What Is a Sportsbook?

A sportsbook is a type of gambling establishment that accepts wagers on various sporting events. These betting establishments typically offer a wide variety of sports and events, including major pro and college sports, soccer, tennis, and popular video game titles. Some sportsbooks also offer a full range of horse racing services and casino games, such as slot machines, table games, and poker. Depositing and withdrawing money is made easy with most sportsbooks accepting common banking methods, including traditional and electronic credit cards and popular transfer services like PayPal. In addition, many sportsbooks will provide bettors with a standard spreadsheet to help them keep track of their winnings and losses.

Sportsbooks set odds on a number of different occurrences, such as which team will win a game or whether a player will score a goal. The odds are based on the probability of these occurrences, which is determined by a complex mathematical algorithm. By understanding the probability of an event, bettors can find better bets and increase their chances of winning.

Oddsmakers at sportsbooks try to balance the risk on each side of a bet by offering point-spread and moneyline odds that reflect the actual expected probability that an event will occur. They also charge a 4.5% profit margin, known as the vig, to cover their operating expenses. This makes it difficult for bettors to make a profit on every bet, but smart bettors can use research and analysis to improve their chances of making the right decisions.

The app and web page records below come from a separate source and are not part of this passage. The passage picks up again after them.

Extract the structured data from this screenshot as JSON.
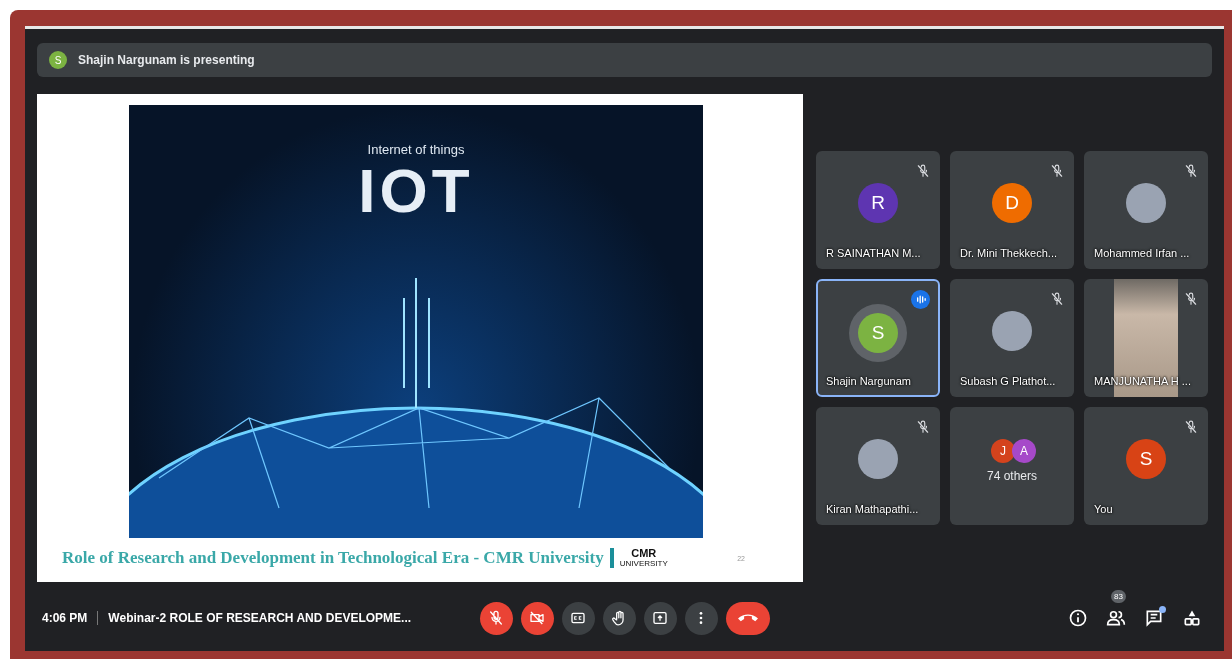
{
  "presenting_banner": {
    "initial": "S",
    "color": "#7cb342",
    "text": "Shajin Nargunam is presenting"
  },
  "slide": {
    "subtitle": "Internet of things",
    "title": "IOT",
    "footer": "Role of Research and Development in Technological Era - CMR University",
    "logo_text": "CMR",
    "logo_subtext": "UNIVERSITY",
    "page_number": "22"
  },
  "participants": [
    {
      "kind": "avatar",
      "name": "R SAINATHAN M...",
      "initial": "R",
      "color": "#5e35b1",
      "muted": true,
      "speaking": false
    },
    {
      "kind": "avatar",
      "name": "Dr. Mini Thekkech...",
      "initial": "D",
      "color": "#ef6c00",
      "muted": true,
      "speaking": false
    },
    {
      "kind": "photo",
      "name": "Mohammed Irfan ...",
      "muted": true,
      "speaking": false
    },
    {
      "kind": "avatar",
      "name": "Shajin Nargunam",
      "initial": "S",
      "color": "#7cb342",
      "muted": false,
      "speaking": true
    },
    {
      "kind": "photo",
      "name": "Subash G Plathot...",
      "muted": true,
      "speaking": false
    },
    {
      "kind": "video",
      "name": "MANJUNATHA H ...",
      "muted": true,
      "speaking": false
    },
    {
      "kind": "photo",
      "name": "Kiran Mathapathi...",
      "muted": true,
      "speaking": false
    },
    {
      "kind": "others",
      "label": "74 others",
      "avatars": [
        {
          "initial": "J",
          "color": "#d4431d"
        },
        {
          "initial": "A",
          "color": "#a649c9"
        }
      ]
    },
    {
      "kind": "avatar",
      "name": "You",
      "initial": "S",
      "color": "#d84315",
      "muted": true,
      "speaking": false
    }
  ],
  "meeting_bar": {
    "time": "4:06 PM",
    "title": "Webinar-2 ROLE OF RESEARCH AND DEVELOPME...",
    "controls": [
      {
        "kind": "mic",
        "on": false
      },
      {
        "kind": "camera",
        "on": false
      },
      {
        "kind": "captions",
        "on": false
      },
      {
        "kind": "raise_hand",
        "on": false
      },
      {
        "kind": "present",
        "on": false
      },
      {
        "kind": "more"
      },
      {
        "kind": "leave"
      }
    ]
  },
  "side_controls": [
    {
      "kind": "info"
    },
    {
      "kind": "people",
      "badge": "83"
    },
    {
      "kind": "chat",
      "unread": true
    },
    {
      "kind": "activities"
    }
  ]
}
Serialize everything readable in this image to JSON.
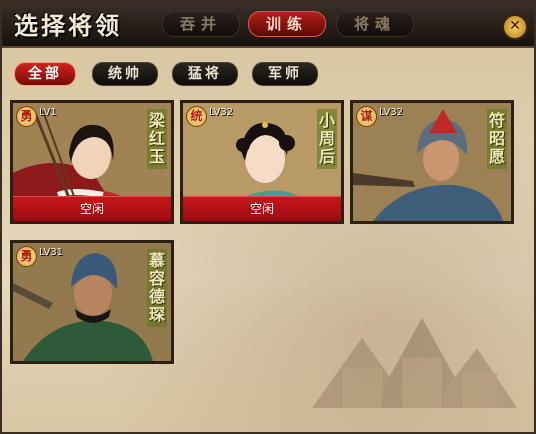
{
  "window": {
    "title": "选择将领",
    "tabs": [
      {
        "label": "吞并",
        "active": false
      },
      {
        "label": "训练",
        "active": true
      },
      {
        "label": "将魂",
        "active": false
      }
    ],
    "close_icon": "close-x-icon"
  },
  "filters": [
    {
      "label": "全部",
      "active": true
    },
    {
      "label": "统帅",
      "active": false
    },
    {
      "label": "猛将",
      "active": false
    },
    {
      "label": "军师",
      "active": false
    }
  ],
  "generals": [
    {
      "type": "勇",
      "level": "LV1",
      "name": "梁红玉",
      "status": "空闲",
      "palette": "red-archer"
    },
    {
      "type": "统",
      "level": "LV32",
      "name": "小周后",
      "status": "空闲",
      "palette": "teal-lady"
    },
    {
      "type": "谋",
      "level": "LV32",
      "name": "符昭愿",
      "status": "",
      "palette": "blue-helmet"
    },
    {
      "type": "勇",
      "level": "LV31",
      "name": "慕容德琛",
      "status": "",
      "palette": "green-warrior"
    }
  ],
  "colors": {
    "accent_red": "#c8161b",
    "panel_beige": "#dcc9a2",
    "titlebar_dark": "#17110d"
  }
}
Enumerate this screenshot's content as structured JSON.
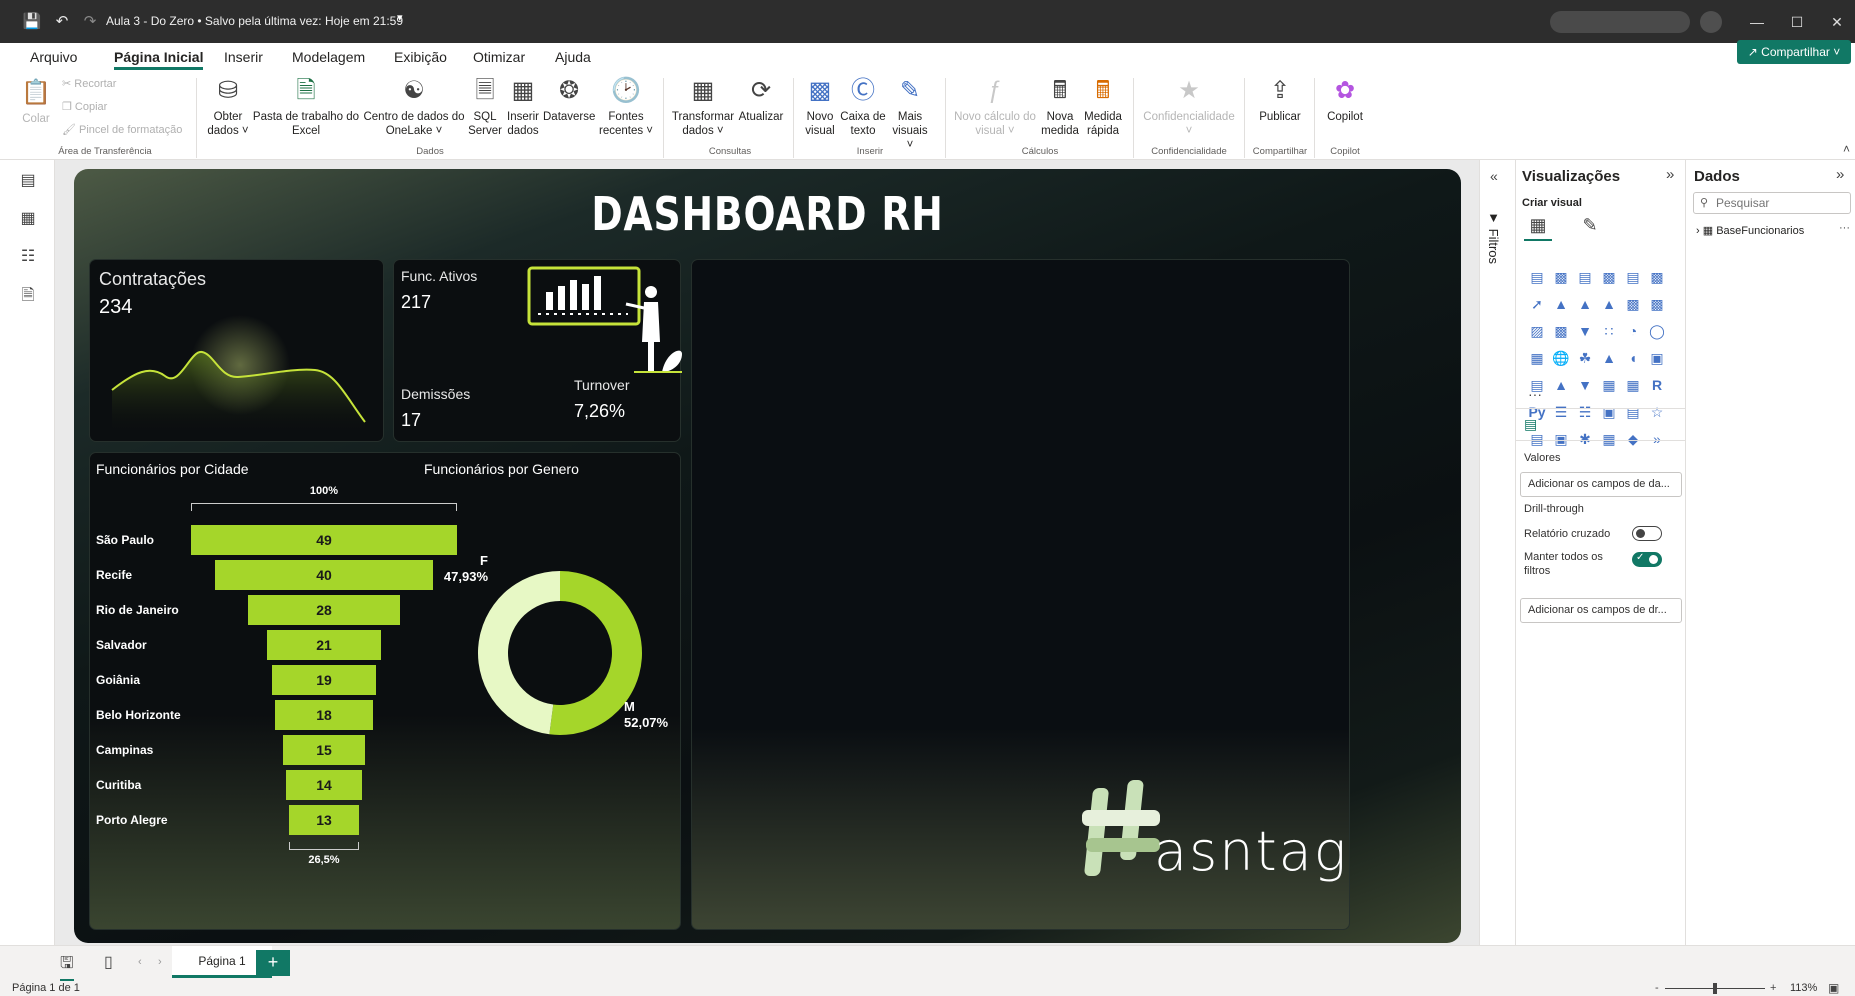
{
  "titlebar": {
    "title": "Aula 3 - Do Zero • Salvo pela última vez: Hoje em 21:59",
    "dropdown_glyph": "▾",
    "icons": [
      "save-icon",
      "undo-icon",
      "redo-icon"
    ],
    "window_controls": [
      "minimize",
      "maximize",
      "close"
    ]
  },
  "menu": {
    "items": [
      "Arquivo",
      "Página Inicial",
      "Inserir",
      "Modelagem",
      "Exibição",
      "Otimizar",
      "Ajuda"
    ],
    "active": "Página Inicial",
    "share_label": "Compartilhar"
  },
  "ribbon": {
    "clipboard": {
      "paste": "Colar",
      "cut": "Recortar",
      "copy": "Copiar",
      "format_painter": "Pincel de formatação",
      "group": "Área de Transferência"
    },
    "data": {
      "get_data": "Obter dados",
      "excel": "Pasta de trabalho do Excel",
      "onelake": "Centro de dados do OneLake",
      "sql": "SQL Server",
      "enter_data": "Inserir dados",
      "dataverse": "Dataverse",
      "recent": "Fontes recentes",
      "group": "Dados"
    },
    "queries": {
      "transform": "Transformar dados",
      "refresh": "Atualizar",
      "group": "Consultas"
    },
    "insert": {
      "new_visual": "Novo visual",
      "text_box": "Caixa de texto",
      "more_visuals": "Mais visuais",
      "group": "Inserir"
    },
    "calculations": {
      "new_calc": "Novo cálculo do visual",
      "new_measure": "Nova medida",
      "quick_measure": "Medida rápida",
      "group": "Cálculos"
    },
    "sensitivity": {
      "label": "Confidencialidade",
      "group": "Confidencialidade"
    },
    "share": {
      "publish": "Publicar",
      "group": "Compartilhar"
    },
    "copilot": {
      "label": "Copilot",
      "group": "Copilot"
    }
  },
  "report": {
    "title": "DASHBOARD RH",
    "kpis": {
      "contratacoes_label": "Contratações",
      "contratacoes_value": "234",
      "func_ativos_label": "Func. Ativos",
      "func_ativos_value": "217",
      "demissoes_label": "Demissões",
      "demissoes_value": "17",
      "turnover_label": "Turnover",
      "turnover_value": "7,26%"
    },
    "city_chart_title": "Funcionários por Cidade",
    "gender_chart_title": "Funcionários por Genero",
    "logo_text": "asntag"
  },
  "chart_data": [
    {
      "type": "bar",
      "title": "Funcionários por Cidade",
      "categories": [
        "São Paulo",
        "Recife",
        "Rio de Janeiro",
        "Salvador",
        "Goiânia",
        "Belo Horizonte",
        "Campinas",
        "Curitiba",
        "Porto Alegre"
      ],
      "values": [
        49,
        40,
        28,
        21,
        19,
        18,
        15,
        14,
        13
      ],
      "top_annotation": "100%",
      "bottom_annotation": "26,5%",
      "color": "#a5d62a"
    },
    {
      "type": "pie",
      "title": "Funcionários por Genero",
      "categories": [
        "F",
        "M"
      ],
      "values": [
        47.93,
        52.07
      ],
      "labels": [
        "47,93%",
        "52,07%"
      ],
      "colors": [
        "#e7f8c5",
        "#a5d62a"
      ],
      "donut": true
    }
  ],
  "page_tabs": {
    "tab": "Página 1",
    "add": "+"
  },
  "status": {
    "page": "Página 1 de 1",
    "zoom": "113%"
  },
  "filters_label": "Filtros",
  "viz_panel": {
    "title": "Visualizações",
    "build_visual": "Criar visual",
    "values_label": "Valores",
    "values_placeholder": "Adicionar os campos de da...",
    "drill_label": "Drill-through",
    "cross_report": "Relatório cruzado",
    "keep_filters": "Manter todos os filtros",
    "drill_placeholder": "Adicionar os campos de dr...",
    "more": "···",
    "cross_report_on": false,
    "keep_filters_on": true
  },
  "data_panel": {
    "title": "Dados",
    "search_placeholder": "Pesquisar",
    "table_name": "BaseFuncionarios",
    "more": "···"
  }
}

The sportsbook industry has seen a number of legal and illegal operators emerge in recent years. Many of these offshore sportsbooks are located in countries with lax regulations and offer unlicensed and unregulated sports betting to Americans. In addition, they do not adhere to important principles such as responsible gambling, protection of consumer funds, and data privacy. They also avoid paying state and local taxes.

Despite the large amount of money wagered on sports, there is no guarantee that a bettor will win each bet. The betting volume at sportsbooks fluctuates throughout the year, with more money being wagered on certain sporting events. This peaks during the most popular events of the season, such as the Super Bowl and the NBA Finals. The oddsmakers at a sportsbook can adjust the lines to reflect this activity by changing the point spread or moneyline odds for particular teams.

The venue where a game is played can also have an impact on the outcome of a bet. For example, some teams perform better at home than away. This is taken into account by the oddsmakers, who can adjust the line to encourage more bets on the home team and discourage those betting on the visiting team. In addition, the timeout situation in a football game can have an impact on the line, especially late in the fourth quarter.